▶ **INPUT MATERIAL**

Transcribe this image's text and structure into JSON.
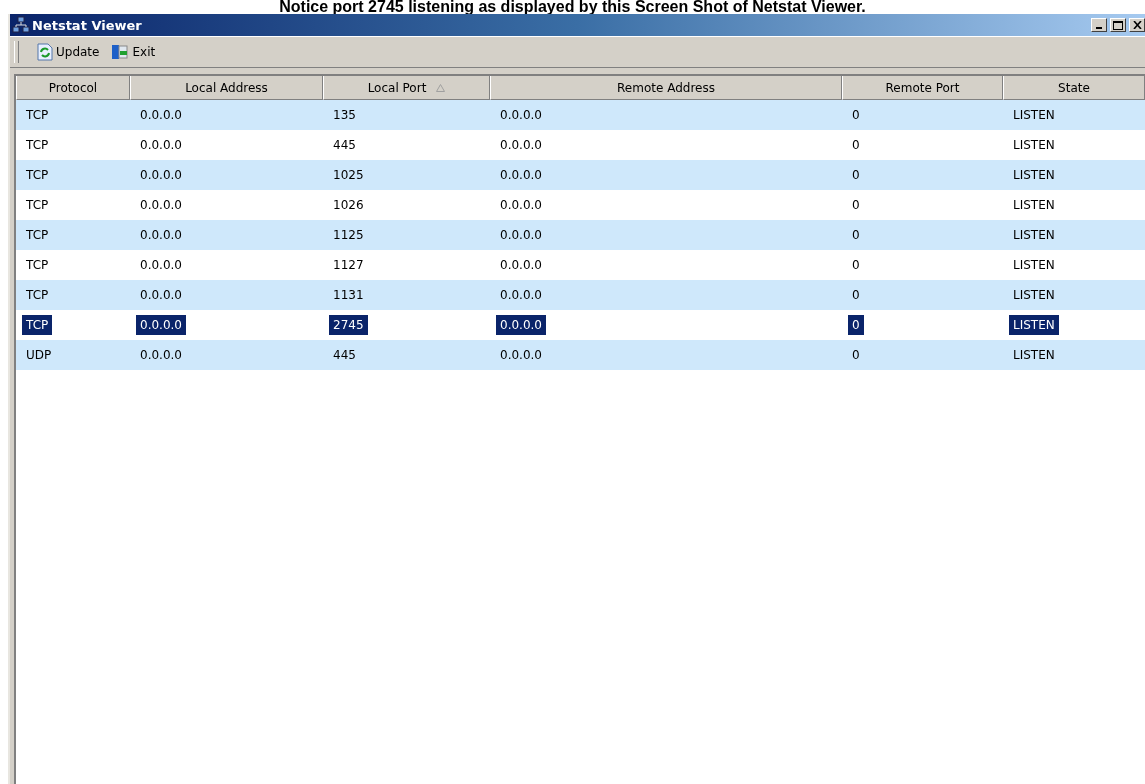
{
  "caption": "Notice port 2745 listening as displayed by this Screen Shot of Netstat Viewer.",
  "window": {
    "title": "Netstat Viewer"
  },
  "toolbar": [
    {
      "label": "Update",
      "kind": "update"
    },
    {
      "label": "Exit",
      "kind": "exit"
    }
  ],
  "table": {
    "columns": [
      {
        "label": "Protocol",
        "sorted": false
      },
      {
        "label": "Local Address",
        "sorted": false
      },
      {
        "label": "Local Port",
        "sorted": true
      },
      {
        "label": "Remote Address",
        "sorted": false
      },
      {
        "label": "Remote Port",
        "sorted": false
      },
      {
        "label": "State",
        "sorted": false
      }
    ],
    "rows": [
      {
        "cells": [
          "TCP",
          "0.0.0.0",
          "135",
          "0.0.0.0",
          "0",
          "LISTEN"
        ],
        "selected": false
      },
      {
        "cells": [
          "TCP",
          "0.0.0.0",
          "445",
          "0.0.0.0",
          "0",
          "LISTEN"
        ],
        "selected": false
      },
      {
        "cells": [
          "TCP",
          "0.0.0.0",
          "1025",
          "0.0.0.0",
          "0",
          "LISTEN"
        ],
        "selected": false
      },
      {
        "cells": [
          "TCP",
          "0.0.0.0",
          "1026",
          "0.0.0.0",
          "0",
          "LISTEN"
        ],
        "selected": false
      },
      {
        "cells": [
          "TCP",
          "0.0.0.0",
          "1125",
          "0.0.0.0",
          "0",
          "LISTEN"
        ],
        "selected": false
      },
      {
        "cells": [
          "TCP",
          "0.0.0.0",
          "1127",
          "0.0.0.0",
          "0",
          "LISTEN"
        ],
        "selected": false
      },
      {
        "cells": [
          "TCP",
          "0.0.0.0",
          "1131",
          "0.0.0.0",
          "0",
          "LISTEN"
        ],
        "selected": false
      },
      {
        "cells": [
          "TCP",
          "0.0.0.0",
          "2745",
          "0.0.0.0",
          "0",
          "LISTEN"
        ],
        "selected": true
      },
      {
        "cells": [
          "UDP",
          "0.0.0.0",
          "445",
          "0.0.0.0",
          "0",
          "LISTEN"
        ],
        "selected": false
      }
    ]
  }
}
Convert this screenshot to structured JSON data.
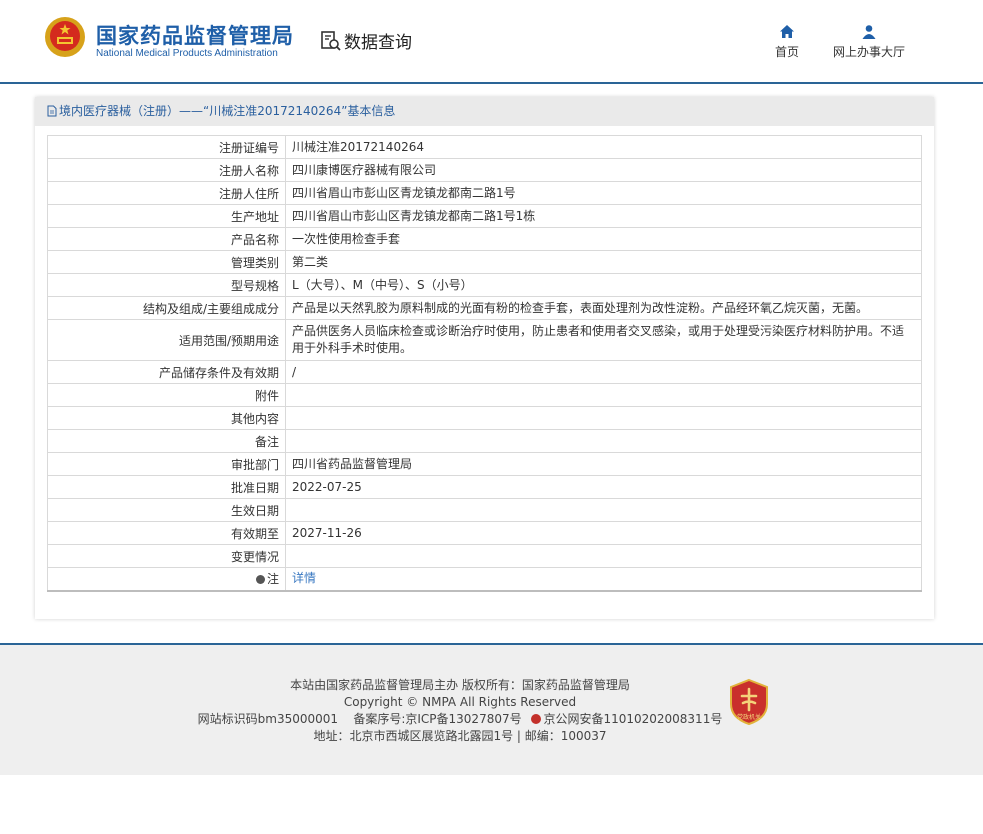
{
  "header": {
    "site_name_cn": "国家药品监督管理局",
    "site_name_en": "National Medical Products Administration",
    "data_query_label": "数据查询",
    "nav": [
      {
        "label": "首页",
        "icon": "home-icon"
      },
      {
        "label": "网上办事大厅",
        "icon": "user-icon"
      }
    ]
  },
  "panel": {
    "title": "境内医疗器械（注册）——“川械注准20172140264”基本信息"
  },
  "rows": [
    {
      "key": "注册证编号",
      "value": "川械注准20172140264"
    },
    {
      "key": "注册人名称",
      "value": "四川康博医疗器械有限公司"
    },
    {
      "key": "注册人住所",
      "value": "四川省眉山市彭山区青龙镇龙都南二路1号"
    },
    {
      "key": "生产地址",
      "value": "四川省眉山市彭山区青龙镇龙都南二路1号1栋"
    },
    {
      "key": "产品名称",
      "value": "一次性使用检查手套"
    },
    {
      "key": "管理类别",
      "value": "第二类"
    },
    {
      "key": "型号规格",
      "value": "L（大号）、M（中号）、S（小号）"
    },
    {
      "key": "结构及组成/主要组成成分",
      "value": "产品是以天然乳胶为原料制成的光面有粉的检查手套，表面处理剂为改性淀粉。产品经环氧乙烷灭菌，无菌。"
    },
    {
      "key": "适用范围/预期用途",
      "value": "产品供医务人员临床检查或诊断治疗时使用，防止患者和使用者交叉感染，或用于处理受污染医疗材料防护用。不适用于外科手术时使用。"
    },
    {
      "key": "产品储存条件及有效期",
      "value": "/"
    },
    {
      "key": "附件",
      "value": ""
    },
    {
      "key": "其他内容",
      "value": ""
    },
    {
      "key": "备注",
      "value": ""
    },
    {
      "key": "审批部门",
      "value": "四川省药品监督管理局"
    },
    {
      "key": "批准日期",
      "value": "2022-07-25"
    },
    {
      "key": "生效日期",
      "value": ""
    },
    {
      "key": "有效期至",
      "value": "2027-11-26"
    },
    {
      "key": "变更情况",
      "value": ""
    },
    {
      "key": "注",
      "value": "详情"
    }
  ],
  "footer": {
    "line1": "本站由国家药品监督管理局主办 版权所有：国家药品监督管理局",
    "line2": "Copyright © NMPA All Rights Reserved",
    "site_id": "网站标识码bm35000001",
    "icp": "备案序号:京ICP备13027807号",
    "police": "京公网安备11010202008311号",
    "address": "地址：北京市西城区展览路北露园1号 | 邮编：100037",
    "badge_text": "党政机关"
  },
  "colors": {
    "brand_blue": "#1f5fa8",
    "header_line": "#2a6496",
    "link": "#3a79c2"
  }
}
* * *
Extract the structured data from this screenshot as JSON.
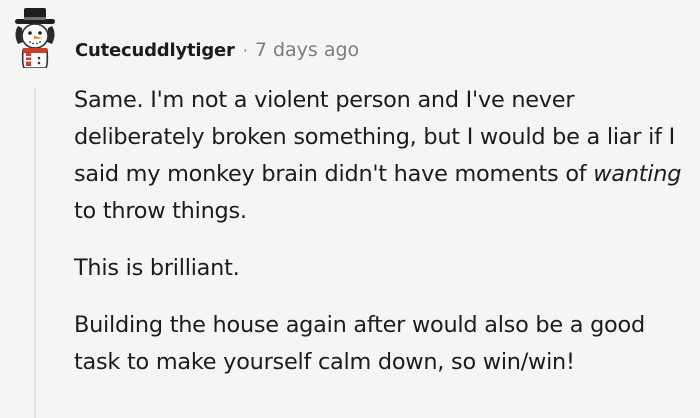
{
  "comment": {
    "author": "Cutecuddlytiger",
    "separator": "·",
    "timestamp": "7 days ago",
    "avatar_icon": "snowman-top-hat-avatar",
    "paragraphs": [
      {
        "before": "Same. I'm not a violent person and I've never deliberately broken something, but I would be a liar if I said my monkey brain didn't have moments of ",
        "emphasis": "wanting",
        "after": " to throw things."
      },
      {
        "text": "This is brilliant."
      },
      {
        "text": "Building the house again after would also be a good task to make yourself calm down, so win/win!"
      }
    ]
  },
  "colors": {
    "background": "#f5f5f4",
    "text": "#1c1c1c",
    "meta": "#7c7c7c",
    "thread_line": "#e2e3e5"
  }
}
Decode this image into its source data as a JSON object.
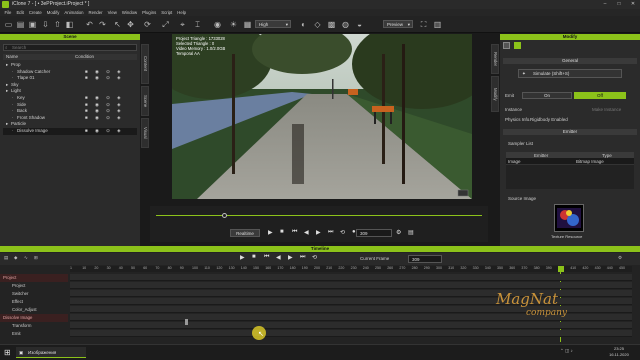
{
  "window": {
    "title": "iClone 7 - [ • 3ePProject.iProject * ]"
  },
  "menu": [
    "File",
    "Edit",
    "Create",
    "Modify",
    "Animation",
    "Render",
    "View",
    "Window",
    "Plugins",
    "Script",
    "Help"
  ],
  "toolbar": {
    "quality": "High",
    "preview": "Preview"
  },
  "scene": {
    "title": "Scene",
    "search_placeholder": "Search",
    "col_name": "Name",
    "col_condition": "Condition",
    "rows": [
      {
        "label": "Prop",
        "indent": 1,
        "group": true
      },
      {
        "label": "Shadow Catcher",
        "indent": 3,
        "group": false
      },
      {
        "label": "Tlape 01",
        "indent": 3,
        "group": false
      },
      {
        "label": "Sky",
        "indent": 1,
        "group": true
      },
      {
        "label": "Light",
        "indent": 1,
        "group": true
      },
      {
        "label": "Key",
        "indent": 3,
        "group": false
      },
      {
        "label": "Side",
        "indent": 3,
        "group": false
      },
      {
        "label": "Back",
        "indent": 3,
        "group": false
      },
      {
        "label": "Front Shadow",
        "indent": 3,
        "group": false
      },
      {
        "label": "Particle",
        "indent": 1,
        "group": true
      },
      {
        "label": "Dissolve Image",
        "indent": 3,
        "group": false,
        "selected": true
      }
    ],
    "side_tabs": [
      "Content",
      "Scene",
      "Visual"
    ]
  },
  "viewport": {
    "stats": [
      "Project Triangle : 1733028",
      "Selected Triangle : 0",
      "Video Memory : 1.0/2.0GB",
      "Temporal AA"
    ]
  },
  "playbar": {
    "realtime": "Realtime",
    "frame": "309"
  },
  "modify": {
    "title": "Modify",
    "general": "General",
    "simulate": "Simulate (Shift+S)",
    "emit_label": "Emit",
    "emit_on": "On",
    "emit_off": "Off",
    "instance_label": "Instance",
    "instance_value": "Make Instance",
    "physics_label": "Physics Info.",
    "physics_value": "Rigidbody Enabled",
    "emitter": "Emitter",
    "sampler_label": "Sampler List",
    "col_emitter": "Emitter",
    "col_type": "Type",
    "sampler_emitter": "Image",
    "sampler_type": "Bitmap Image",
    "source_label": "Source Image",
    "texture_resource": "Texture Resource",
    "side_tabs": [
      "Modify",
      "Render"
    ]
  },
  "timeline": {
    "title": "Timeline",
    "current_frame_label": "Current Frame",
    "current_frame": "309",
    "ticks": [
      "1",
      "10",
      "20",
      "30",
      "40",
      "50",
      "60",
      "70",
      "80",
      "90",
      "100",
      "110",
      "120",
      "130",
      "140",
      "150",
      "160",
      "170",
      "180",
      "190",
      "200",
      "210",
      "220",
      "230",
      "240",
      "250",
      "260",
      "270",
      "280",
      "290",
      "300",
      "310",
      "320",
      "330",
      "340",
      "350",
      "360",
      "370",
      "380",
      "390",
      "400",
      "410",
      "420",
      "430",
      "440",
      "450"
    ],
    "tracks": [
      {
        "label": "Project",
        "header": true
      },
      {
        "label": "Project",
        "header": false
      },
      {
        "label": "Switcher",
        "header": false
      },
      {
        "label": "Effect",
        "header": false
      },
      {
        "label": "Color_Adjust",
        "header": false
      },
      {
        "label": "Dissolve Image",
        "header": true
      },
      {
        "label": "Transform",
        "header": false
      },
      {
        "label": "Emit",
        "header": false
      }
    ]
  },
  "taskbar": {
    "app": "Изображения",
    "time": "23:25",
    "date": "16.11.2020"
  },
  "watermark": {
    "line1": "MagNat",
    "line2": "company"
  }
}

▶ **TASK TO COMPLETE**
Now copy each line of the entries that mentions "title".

▶ **SOLVED PROBLEM**
    "title": "Netstat Viewer"
    "title": "境内医疗器械（注册）——“川械注准20172140264”基本信息"
    "title": "iClone 7 - [ • 3ePProject.iProject * ]"
    "title": "Scene",
    "title": "Modify",
    "title": "Timeline",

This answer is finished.